I. INTRODUCTION II. TRIPS AND FTA A. Overview B. IP Issues in FTA Negotiations C. Taiwan's Approach D. China's Approach III. CHINA AND ITS CEPAs WITH HONG KONG AND MACAU. A. Overview B. Supplements to the Hong Kong CEPA C. Supplements to the Macau CEPA D. Comments IV. ECFA WITHOUT IP-RELATED PROVISIONS: IMPLEMENTATION OF THE "ONE CHINA" PRINCIPLES A. "One-China" Prerequisite B. Role of a Separate IP Agreement V. AFTERMATH OF THE ECFA VI. CONCLUSION
China continues to consider Taiwan as its territory. (1) In recent years, China has made many efforts to incorporate Taiwan into its economic system. (2) The traditional approach was to attract Taiwanese companies to set-up manufacturing facilities in China. (3) The new approach characterizes the Chinese market as Taiwan's most promising export market. (4) In 2010, China finally had a chance to include Taiwan into a central government-to-local government scenario. (5)
On June 29, 2010, Taiwan and China entered into an "agreement" named "Cross-Straits Economic Cooperation Framework Agreement" ([TEXT NOT REPRODUCIBLE IN ASCII], liang an ring ji he zuo jia gou xie yi, in Mandarin Chinese; hereinafter, ECFA) (6) which then was ratified by the Legislative Yuan (Taiwanese congress) on August 17, 2010. (7) The ECFA was designed, according to the Ma Ying-Jeou Administration, to facilitate stronger economic cooperation between the two states. (8) Particularly, the ECFA was expected by the same administration to make Taiwan a gateway for foreign companies to enter the Chinese market. (9)
During the making of the ECFA, another agreement was being negotiated by the two countries. (10) This unique agreement was specifically about the affairs of intellectual property protection (11) and is called "Cross-Strait Agreement on Intellectual Property Right Protection and Cooperation" ([TEXT NOT REPRODUCIBLE IN ASCII], hai xia liang an zhi hui cai chan quan bao hu he zuo xie yi, in Mandarin Chinese; hereinafter, Taiwan-China IP Agreement). (12) The Taiwan-China IP Agreement and ECFA were signed on the same day. (13)
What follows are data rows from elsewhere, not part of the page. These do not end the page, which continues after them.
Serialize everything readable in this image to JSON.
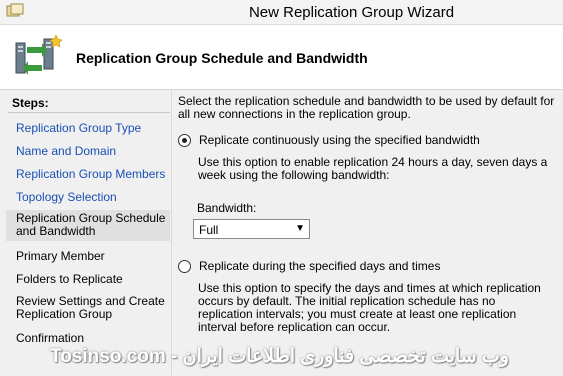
{
  "window": {
    "title": "New Replication Group Wizard"
  },
  "header": {
    "heading": "Replication Group Schedule and Bandwidth"
  },
  "steps": {
    "title": "Steps:",
    "items": [
      {
        "label": "Replication Group Type",
        "state": "link"
      },
      {
        "label": "Name and Domain",
        "state": "link"
      },
      {
        "label": "Replication Group Members",
        "state": "link"
      },
      {
        "label": "Topology Selection",
        "state": "link"
      },
      {
        "label": "Replication Group Schedule and Bandwidth",
        "state": "current"
      },
      {
        "label": "Primary Member",
        "state": "plain"
      },
      {
        "label": "Folders to Replicate",
        "state": "plain"
      },
      {
        "label": "Review Settings and Create Replication Group",
        "state": "plain"
      },
      {
        "label": "Confirmation",
        "state": "plain"
      }
    ]
  },
  "content": {
    "description": "Select the replication schedule and bandwidth to be used by default for all new connections in the replication group.",
    "option_continuous": {
      "label": "Replicate continuously using the specified bandwidth",
      "selected": true,
      "help": "Use this option to enable replication 24 hours a day, seven days a week using the following bandwidth:",
      "bandwidth_label": "Bandwidth:",
      "bandwidth_value": "Full"
    },
    "option_scheduled": {
      "label": "Replicate during the specified days and times",
      "selected": false,
      "help": "Use this option to specify the days and times at which replication occurs by default. The initial replication schedule has no replication intervals; you must create at least one replication interval before replication can occur."
    }
  },
  "watermark": {
    "text": "Tosinso.com - وب سایت تخصصی فناوری اطلاعات ایران"
  },
  "colors": {
    "link": "#1a4fb5",
    "panel": "#f0f0f0",
    "current_step": "#e0e0e0"
  }
}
Some commentators try to characterize the ECFA as a free trade agreement (FTA). (14) However, the ECFA is not a FTA because of its two distinctive features. First, the signatory representatives are not government agencies responsible for economic affairs. (15) The Taiwanese signatory is the Strait Exchange Foundation ([TEXT NOT REPRODUCIBLE IN ASCII], hai xia jiao liu ji fin hui, in Mandarin), while the Chinese signatory is the Association for Relations across the Taiwan Straits ([TEXT NOT REPRODUCIBLE IN ASCII], hai xia liang an ring mao jiao liu xie hui, in Mandarin Chinese), a special association created by the Chinese Government to deal with Taiwan affairs to avoid recognizing Taiwan's statehood. (16) The formation of the ECFA was managed by this Chinese special association. (17) On the other hand, China's FTAs are managed by the Ministry of Commerce. (18) The signature of each FTA is the Government of the People's Republic of China. (19) Hence, the ECFA is very different from China's regular FTA practice, which shows that China intended to treat the ECFA as a non-FTA agreement.
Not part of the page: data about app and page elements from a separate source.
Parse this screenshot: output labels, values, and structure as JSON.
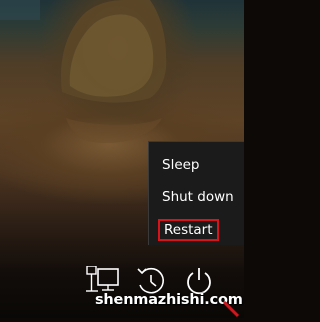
{
  "power_menu": {
    "items": [
      {
        "label": "Sleep"
      },
      {
        "label": "Shut down"
      },
      {
        "label": "Restart",
        "highlighted": true
      }
    ],
    "highlight_color": "#d8141b"
  },
  "bottom_icons": [
    {
      "icon": "network-icon"
    },
    {
      "icon": "ease-of-access-icon"
    },
    {
      "icon": "power-icon"
    }
  ],
  "watermark": {
    "text": "shenmazhishi.com"
  }
}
Second, the ECFA does not have IP-related provisions. (20) The independency of the Taiwan-China IP Agreement from the ECFA further demonstrates that the ECFA is not a FTA. (21) The general practice of forming a FTA includes IP clauses in an agreement. (22) For example, the United States always raises IP issues in negotiating FTAs with other countries and provides clauses in its model FTA. (23) Even China, as this Article discusses, has included IP clauses in its FTAs. (24) Therefore, China must have reasons for structuring the ECFA without IP clauses.
This Article particularly explores the second distinctive feature of the ECFA, a lack of IP-related provisions, and is intended to address what Taiwan has lost through the ECFA. …